▶ _What you have to do_: Copy each line of the material below that includes the string "JSON".

▶ _Supplied material_:
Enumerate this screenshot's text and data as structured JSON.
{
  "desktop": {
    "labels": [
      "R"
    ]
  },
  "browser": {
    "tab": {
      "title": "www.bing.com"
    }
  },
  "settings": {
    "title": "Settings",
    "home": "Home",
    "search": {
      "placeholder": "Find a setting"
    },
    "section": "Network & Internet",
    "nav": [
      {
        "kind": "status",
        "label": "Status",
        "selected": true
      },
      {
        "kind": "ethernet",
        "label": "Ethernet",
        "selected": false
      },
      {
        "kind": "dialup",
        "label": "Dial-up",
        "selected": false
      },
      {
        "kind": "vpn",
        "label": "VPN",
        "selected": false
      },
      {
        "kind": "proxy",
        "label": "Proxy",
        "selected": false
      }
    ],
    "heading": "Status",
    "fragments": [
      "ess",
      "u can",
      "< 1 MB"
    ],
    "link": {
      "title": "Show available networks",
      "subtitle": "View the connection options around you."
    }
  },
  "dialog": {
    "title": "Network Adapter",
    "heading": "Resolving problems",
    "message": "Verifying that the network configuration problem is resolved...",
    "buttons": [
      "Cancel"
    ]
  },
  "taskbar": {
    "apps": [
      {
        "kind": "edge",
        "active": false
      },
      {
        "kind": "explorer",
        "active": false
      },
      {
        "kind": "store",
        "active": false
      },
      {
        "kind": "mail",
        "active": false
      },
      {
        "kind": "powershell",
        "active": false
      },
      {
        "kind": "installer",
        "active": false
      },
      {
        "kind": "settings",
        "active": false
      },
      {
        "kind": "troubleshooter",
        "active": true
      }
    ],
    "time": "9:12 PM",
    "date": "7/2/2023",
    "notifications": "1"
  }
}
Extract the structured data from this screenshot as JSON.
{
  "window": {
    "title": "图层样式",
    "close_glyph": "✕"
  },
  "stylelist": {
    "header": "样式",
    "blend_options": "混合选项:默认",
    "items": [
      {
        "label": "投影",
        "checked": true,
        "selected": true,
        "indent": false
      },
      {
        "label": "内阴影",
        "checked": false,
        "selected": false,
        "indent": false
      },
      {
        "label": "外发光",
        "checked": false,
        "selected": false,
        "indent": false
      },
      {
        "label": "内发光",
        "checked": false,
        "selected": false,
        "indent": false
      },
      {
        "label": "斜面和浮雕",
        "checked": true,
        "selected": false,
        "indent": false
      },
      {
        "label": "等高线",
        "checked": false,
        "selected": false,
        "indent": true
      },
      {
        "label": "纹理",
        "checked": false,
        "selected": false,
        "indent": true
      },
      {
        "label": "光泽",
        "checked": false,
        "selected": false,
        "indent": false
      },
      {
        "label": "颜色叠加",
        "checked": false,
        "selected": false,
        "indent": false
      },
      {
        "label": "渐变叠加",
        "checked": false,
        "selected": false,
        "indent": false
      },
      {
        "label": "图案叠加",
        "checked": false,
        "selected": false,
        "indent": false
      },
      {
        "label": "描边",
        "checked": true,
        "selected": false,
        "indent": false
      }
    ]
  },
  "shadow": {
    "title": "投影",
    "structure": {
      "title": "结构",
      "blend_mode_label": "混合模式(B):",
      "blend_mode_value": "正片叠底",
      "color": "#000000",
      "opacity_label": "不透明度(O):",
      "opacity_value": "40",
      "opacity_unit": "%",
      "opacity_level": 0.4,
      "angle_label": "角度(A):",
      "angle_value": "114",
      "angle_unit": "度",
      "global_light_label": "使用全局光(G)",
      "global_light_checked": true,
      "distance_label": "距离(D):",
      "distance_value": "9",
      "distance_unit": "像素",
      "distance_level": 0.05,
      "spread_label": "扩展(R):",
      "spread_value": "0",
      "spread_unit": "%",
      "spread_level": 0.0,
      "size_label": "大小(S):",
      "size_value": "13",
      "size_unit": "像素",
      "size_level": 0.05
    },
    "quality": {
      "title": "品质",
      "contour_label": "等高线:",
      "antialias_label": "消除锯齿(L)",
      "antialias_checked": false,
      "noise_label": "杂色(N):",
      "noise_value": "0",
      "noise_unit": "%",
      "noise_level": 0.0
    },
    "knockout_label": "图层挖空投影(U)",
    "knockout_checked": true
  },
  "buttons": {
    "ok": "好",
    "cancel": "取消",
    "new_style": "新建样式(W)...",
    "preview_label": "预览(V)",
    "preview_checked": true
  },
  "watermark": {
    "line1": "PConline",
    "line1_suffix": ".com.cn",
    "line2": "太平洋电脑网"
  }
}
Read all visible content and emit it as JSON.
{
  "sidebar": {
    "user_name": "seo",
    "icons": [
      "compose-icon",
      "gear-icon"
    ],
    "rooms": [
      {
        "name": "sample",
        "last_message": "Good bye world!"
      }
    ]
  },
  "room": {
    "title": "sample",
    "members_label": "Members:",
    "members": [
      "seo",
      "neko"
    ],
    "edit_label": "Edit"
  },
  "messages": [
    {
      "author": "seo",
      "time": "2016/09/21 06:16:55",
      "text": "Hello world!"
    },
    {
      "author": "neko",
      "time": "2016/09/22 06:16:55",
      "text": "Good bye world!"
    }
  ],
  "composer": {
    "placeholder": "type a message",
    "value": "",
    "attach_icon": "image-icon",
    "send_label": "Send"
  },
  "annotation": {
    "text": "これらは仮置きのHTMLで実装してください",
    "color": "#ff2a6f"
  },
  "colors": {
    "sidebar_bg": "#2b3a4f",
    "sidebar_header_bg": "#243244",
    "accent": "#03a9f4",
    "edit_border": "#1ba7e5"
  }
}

▶ _Task solution_:
Enumerate this screenshot's text and data as structured JSON.
Extract the structured data from this screenshot as JSON.
Read all visible content and emit it as JSON.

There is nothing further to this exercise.